[TASK OBJECTIVE] Gather all lines in the entries that include the word "Super".

______

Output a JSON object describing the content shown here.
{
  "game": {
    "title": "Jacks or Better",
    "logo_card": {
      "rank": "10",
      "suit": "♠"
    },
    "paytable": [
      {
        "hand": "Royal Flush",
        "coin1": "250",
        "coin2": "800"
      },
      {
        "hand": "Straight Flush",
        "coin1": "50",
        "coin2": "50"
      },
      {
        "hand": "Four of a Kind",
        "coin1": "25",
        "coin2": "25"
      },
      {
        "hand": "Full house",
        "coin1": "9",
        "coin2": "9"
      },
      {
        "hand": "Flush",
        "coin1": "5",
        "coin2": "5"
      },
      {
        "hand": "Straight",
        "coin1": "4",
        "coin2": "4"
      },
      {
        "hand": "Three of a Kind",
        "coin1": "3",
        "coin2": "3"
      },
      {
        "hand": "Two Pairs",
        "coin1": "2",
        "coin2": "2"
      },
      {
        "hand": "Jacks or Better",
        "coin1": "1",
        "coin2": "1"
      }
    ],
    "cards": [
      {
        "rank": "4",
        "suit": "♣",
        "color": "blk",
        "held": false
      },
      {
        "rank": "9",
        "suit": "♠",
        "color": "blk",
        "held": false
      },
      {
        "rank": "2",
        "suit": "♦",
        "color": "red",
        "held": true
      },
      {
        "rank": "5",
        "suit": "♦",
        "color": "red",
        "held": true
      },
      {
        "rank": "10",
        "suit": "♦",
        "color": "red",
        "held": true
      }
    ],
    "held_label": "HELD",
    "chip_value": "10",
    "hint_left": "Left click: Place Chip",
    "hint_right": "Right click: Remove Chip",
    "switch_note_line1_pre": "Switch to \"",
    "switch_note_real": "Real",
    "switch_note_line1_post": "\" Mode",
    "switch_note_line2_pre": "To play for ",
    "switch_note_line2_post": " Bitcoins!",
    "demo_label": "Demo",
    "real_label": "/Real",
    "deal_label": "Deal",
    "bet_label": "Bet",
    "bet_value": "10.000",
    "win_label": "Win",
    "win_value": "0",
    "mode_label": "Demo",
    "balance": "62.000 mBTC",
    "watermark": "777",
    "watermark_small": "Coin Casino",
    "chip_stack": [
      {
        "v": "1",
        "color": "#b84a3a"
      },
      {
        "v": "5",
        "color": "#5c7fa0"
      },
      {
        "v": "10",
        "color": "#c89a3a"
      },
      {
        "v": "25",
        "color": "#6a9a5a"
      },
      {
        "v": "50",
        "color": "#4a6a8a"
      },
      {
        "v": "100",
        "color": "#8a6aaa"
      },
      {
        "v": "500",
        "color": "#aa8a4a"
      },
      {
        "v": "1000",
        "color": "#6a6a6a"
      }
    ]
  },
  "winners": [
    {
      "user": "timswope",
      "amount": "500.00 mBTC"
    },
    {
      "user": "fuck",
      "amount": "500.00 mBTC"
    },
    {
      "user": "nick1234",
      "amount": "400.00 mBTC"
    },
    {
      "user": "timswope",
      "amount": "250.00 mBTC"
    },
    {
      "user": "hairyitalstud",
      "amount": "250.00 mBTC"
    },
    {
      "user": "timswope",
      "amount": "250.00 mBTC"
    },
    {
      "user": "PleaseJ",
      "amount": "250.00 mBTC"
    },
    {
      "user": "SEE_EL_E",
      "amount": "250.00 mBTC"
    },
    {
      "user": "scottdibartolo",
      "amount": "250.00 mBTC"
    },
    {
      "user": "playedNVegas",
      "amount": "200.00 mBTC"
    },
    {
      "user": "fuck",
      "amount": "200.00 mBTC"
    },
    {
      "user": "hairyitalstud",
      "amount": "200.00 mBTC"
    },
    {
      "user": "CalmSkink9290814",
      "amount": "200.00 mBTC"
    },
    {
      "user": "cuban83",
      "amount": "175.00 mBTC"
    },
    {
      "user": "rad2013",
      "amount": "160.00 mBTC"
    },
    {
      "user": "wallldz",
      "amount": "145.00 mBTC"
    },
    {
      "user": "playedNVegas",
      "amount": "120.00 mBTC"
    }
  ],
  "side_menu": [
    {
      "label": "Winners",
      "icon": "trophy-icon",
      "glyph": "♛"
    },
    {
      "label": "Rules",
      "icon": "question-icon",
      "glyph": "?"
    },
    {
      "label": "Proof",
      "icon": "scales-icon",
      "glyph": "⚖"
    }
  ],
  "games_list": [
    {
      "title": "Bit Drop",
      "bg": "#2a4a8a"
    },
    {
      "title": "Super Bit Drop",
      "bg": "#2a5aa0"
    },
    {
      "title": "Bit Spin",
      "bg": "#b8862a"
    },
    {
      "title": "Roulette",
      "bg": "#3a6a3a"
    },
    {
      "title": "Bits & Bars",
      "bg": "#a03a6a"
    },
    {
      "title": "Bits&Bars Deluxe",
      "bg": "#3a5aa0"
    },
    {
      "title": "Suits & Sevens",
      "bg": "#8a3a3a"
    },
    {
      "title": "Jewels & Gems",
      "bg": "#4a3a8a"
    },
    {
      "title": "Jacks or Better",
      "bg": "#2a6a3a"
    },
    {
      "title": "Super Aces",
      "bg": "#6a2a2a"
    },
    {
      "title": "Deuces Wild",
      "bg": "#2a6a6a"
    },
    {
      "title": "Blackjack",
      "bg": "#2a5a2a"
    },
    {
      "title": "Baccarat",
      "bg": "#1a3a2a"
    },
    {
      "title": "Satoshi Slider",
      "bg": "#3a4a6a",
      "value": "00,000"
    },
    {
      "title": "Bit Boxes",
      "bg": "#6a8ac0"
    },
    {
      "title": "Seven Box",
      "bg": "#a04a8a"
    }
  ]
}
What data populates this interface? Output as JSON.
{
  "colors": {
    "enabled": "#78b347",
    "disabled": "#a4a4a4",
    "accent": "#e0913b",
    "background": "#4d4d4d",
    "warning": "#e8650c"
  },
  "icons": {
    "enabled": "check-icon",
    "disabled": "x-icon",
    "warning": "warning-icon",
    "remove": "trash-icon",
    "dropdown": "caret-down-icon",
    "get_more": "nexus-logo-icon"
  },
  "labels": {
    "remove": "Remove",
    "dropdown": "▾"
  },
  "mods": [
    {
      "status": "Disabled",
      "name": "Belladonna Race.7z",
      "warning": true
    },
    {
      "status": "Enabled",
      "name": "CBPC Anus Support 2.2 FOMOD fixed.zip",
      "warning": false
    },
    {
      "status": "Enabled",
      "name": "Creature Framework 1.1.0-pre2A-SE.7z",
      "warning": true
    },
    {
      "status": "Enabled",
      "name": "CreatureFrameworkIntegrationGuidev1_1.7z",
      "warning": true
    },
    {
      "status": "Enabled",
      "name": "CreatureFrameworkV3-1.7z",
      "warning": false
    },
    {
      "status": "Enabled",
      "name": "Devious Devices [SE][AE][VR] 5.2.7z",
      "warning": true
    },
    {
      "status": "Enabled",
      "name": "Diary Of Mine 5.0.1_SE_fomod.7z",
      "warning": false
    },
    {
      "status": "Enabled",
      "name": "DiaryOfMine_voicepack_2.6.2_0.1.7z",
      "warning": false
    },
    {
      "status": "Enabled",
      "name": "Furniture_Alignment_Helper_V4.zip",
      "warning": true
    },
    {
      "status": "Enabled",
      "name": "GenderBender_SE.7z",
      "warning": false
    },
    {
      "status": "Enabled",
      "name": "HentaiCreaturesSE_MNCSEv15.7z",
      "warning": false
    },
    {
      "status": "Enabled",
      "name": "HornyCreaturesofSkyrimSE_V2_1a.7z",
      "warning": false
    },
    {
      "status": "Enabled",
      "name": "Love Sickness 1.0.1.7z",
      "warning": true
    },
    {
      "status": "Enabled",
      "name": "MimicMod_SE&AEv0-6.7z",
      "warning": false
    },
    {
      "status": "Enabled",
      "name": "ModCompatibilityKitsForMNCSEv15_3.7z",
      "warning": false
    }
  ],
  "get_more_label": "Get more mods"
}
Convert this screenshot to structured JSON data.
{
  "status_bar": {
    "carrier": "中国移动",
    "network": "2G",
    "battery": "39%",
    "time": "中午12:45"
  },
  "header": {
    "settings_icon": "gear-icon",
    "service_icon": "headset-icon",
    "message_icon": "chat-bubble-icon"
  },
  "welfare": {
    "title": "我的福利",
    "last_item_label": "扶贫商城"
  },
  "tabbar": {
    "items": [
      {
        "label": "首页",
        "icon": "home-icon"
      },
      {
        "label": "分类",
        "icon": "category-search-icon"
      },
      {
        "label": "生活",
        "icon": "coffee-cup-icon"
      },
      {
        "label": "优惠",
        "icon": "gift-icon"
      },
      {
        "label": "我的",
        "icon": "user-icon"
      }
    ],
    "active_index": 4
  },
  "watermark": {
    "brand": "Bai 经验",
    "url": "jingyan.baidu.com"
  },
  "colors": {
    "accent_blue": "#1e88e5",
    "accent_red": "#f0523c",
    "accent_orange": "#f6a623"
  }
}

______

[SOLUTION TO THIS PROBLEM]
      "title": "Super Bit Drop",
      "title": "Super Aces",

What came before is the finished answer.